++++ EXCERPTED RECORDS ++++
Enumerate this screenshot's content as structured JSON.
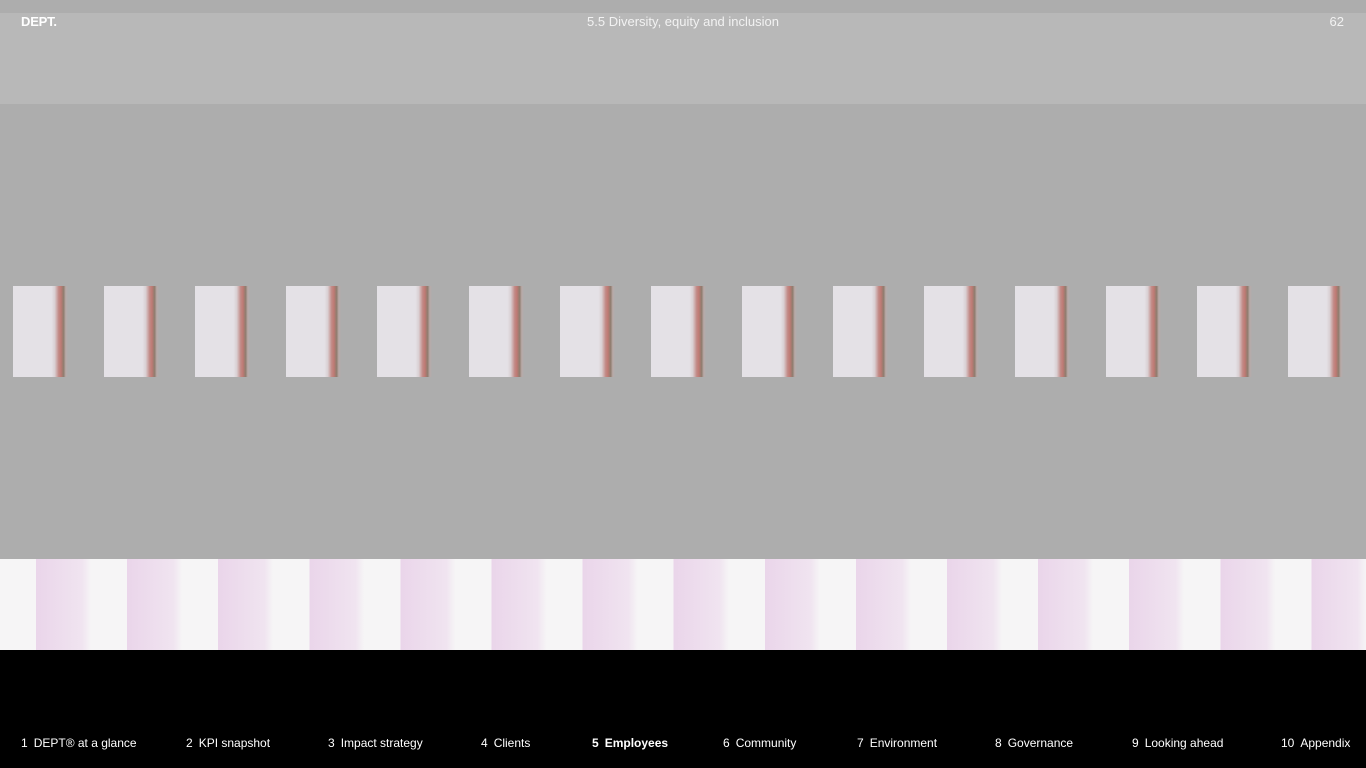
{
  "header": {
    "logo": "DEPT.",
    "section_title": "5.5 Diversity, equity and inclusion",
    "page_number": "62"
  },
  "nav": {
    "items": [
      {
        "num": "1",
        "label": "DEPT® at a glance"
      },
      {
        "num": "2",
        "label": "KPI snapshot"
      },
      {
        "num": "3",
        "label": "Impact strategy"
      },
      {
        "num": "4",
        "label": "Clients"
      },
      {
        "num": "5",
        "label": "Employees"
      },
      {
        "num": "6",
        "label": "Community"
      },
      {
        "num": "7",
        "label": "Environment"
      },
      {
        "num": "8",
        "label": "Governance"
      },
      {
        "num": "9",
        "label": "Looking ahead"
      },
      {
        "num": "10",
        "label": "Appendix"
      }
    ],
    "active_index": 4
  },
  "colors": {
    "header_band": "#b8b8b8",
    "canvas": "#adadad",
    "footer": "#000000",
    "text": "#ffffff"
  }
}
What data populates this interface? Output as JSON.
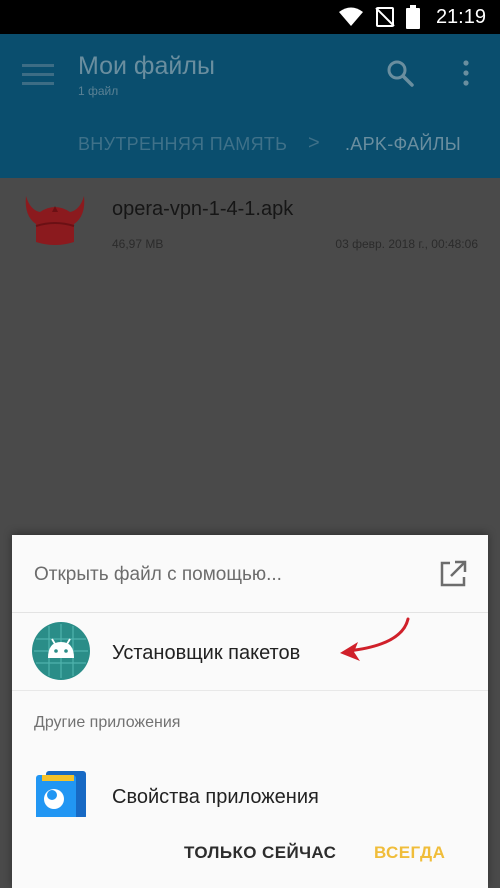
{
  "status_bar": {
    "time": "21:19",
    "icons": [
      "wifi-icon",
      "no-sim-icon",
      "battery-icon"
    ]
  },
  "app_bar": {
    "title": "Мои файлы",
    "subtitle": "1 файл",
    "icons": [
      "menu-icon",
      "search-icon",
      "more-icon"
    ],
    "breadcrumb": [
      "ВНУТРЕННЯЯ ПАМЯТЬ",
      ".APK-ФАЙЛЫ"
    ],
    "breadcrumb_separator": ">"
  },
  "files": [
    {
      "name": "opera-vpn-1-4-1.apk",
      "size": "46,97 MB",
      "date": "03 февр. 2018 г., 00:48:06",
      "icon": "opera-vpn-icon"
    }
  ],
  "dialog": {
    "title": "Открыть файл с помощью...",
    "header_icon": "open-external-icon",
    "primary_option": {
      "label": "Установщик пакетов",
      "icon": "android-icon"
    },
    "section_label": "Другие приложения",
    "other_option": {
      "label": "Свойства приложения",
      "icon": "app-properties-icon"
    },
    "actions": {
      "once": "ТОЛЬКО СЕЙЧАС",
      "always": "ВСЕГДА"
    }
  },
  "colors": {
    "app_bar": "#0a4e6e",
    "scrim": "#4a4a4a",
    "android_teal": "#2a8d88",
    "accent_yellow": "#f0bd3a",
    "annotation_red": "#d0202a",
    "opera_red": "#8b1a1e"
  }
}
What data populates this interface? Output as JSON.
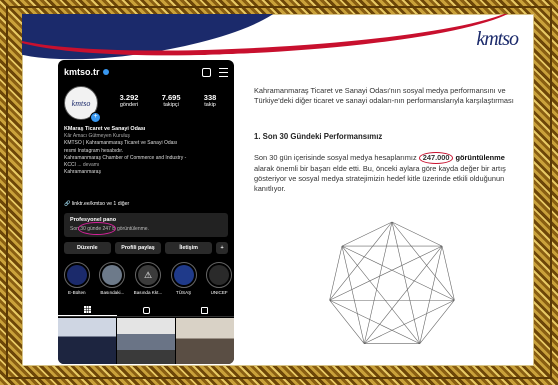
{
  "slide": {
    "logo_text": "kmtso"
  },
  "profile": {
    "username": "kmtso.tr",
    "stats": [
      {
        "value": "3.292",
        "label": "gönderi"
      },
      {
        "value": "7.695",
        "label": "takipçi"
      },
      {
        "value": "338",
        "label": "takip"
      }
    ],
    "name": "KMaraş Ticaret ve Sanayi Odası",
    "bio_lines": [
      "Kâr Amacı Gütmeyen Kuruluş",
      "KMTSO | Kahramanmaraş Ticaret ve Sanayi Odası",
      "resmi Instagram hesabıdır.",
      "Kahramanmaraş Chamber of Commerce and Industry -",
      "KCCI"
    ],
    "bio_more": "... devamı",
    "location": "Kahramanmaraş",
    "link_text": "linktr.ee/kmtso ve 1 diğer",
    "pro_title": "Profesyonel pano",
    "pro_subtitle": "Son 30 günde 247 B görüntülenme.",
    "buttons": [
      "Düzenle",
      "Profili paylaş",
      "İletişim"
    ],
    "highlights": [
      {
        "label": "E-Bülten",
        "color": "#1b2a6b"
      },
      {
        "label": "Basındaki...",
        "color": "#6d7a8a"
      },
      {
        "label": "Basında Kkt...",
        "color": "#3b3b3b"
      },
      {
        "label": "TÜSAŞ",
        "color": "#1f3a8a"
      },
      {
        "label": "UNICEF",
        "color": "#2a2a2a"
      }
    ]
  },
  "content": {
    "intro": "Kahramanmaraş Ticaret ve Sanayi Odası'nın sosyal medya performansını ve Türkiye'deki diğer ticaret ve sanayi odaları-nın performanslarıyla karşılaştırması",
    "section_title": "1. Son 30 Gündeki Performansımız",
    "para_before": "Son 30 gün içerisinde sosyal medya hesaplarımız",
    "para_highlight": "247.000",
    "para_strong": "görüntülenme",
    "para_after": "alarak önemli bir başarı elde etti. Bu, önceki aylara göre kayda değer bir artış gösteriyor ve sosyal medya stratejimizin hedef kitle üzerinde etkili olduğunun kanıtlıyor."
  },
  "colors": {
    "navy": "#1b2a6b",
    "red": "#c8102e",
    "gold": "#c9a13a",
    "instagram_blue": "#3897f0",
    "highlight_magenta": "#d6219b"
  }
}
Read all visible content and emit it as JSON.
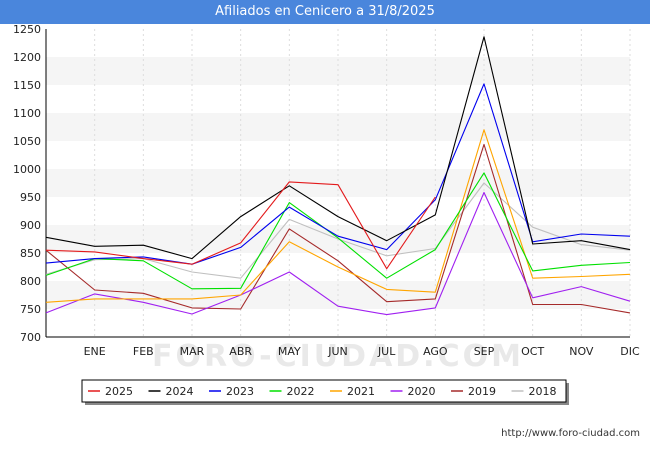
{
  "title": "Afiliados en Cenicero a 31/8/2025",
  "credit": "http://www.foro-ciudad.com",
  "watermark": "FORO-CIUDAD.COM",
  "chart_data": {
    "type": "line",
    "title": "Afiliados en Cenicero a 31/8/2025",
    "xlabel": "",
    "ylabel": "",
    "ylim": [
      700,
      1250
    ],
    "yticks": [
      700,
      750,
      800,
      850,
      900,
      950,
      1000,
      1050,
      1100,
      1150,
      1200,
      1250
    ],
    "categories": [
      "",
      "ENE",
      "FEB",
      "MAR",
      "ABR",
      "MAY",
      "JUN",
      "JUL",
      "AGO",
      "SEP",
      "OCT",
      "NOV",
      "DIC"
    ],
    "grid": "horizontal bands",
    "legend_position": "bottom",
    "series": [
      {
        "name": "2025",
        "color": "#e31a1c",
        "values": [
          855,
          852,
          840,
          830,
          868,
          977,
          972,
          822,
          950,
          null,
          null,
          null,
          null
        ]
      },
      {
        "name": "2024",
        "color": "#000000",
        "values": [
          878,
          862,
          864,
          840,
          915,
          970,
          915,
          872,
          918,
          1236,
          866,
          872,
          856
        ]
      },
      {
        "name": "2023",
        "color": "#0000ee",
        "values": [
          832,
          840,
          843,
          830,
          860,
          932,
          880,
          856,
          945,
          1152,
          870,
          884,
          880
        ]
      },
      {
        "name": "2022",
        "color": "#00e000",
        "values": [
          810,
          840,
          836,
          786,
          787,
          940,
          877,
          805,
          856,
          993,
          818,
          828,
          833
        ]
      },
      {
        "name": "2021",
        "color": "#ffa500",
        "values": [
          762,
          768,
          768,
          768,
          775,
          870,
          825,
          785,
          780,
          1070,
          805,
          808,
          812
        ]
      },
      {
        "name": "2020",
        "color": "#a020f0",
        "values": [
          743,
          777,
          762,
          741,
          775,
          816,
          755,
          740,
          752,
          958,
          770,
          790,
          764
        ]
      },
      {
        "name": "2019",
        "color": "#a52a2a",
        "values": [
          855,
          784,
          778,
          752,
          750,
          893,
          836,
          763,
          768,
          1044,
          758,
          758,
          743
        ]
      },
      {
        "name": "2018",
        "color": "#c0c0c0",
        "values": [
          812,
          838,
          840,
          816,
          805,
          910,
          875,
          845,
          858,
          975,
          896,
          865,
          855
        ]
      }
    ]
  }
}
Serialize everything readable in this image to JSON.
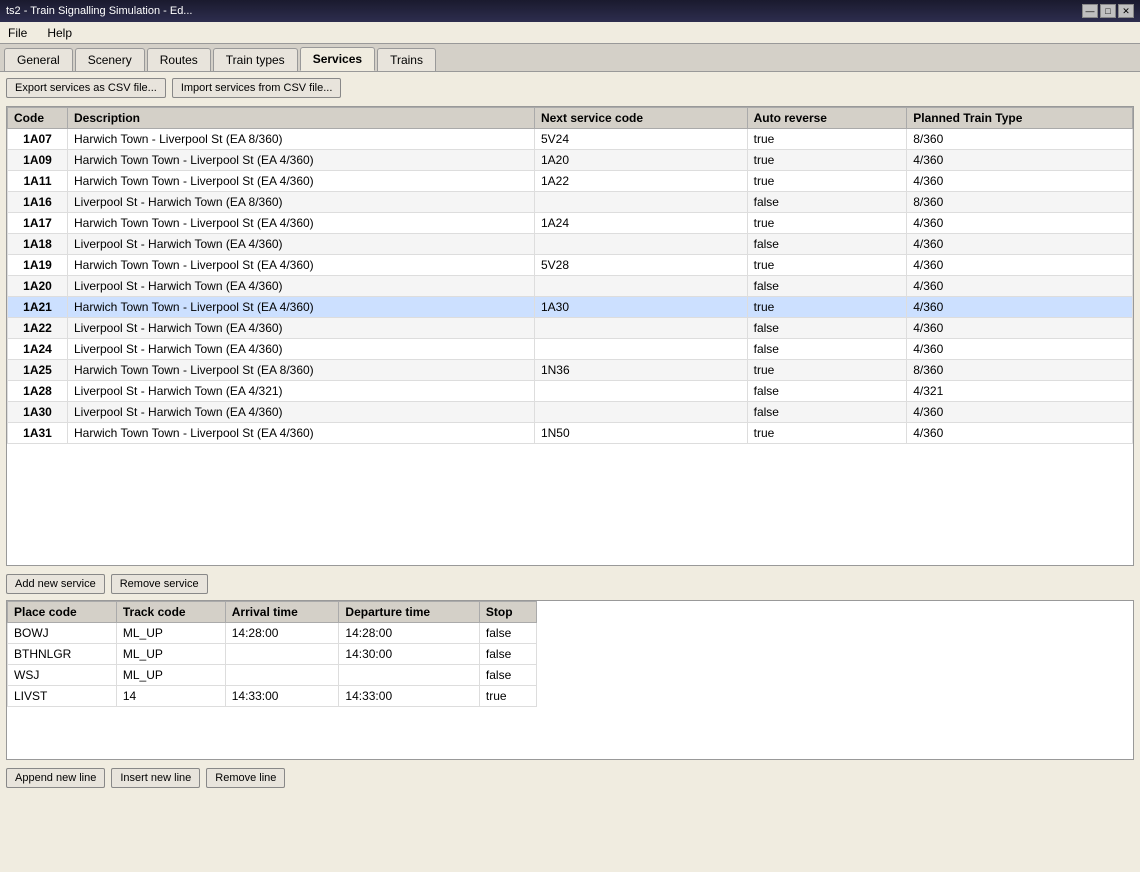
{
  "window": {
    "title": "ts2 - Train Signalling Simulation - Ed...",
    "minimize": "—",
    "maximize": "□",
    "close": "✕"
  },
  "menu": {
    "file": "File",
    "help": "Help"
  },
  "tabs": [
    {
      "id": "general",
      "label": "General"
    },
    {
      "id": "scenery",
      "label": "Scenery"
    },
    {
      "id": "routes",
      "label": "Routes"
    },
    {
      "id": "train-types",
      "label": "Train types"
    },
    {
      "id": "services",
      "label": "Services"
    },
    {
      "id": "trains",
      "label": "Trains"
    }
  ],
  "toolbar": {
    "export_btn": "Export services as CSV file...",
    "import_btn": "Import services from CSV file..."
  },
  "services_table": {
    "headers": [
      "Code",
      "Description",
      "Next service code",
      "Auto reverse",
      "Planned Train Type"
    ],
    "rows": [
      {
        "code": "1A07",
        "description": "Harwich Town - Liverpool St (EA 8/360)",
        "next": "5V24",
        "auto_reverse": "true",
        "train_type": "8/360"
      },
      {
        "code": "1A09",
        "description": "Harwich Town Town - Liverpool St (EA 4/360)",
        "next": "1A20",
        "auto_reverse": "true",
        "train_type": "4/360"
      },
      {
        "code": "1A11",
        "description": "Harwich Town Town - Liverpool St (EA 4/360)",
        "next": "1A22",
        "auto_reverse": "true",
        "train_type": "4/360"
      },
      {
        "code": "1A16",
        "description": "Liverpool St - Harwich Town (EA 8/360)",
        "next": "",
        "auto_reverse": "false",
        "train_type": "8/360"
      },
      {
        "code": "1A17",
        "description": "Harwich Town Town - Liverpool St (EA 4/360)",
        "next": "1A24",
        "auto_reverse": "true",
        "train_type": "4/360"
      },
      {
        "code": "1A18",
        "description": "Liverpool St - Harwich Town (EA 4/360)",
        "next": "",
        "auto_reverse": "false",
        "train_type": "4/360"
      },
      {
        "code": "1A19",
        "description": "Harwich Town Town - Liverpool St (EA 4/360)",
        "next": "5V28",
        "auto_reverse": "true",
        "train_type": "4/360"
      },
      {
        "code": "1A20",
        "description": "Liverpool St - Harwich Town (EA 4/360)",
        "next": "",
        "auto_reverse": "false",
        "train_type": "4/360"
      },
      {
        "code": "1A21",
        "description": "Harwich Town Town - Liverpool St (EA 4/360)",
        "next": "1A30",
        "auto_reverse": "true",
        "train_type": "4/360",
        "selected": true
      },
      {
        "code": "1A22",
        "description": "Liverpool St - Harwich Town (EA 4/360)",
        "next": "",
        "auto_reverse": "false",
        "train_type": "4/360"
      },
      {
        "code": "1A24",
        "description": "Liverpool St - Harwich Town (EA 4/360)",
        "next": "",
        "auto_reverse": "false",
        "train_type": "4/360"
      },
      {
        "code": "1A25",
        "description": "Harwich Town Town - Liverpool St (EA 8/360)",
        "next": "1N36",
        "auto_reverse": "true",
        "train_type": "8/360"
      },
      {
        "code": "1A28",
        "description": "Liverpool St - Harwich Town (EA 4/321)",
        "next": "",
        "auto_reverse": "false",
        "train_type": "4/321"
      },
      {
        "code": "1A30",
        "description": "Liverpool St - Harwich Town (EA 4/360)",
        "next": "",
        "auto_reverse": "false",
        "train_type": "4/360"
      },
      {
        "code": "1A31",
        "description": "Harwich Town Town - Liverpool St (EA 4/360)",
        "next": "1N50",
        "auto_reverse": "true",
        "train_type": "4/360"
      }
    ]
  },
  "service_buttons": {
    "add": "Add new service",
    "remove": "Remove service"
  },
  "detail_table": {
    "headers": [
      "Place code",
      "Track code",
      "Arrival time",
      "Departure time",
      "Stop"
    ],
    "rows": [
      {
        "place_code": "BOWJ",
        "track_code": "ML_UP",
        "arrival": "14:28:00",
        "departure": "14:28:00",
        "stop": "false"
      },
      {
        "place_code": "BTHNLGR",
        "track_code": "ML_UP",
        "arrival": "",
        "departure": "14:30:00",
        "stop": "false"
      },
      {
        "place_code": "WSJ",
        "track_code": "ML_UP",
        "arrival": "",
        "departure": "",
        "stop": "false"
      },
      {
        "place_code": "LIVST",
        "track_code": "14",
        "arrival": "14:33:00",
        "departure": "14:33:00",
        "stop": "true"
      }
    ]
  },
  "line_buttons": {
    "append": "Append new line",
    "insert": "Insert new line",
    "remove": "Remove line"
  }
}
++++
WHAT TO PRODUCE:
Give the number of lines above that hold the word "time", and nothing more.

RESPONSE BOX:
3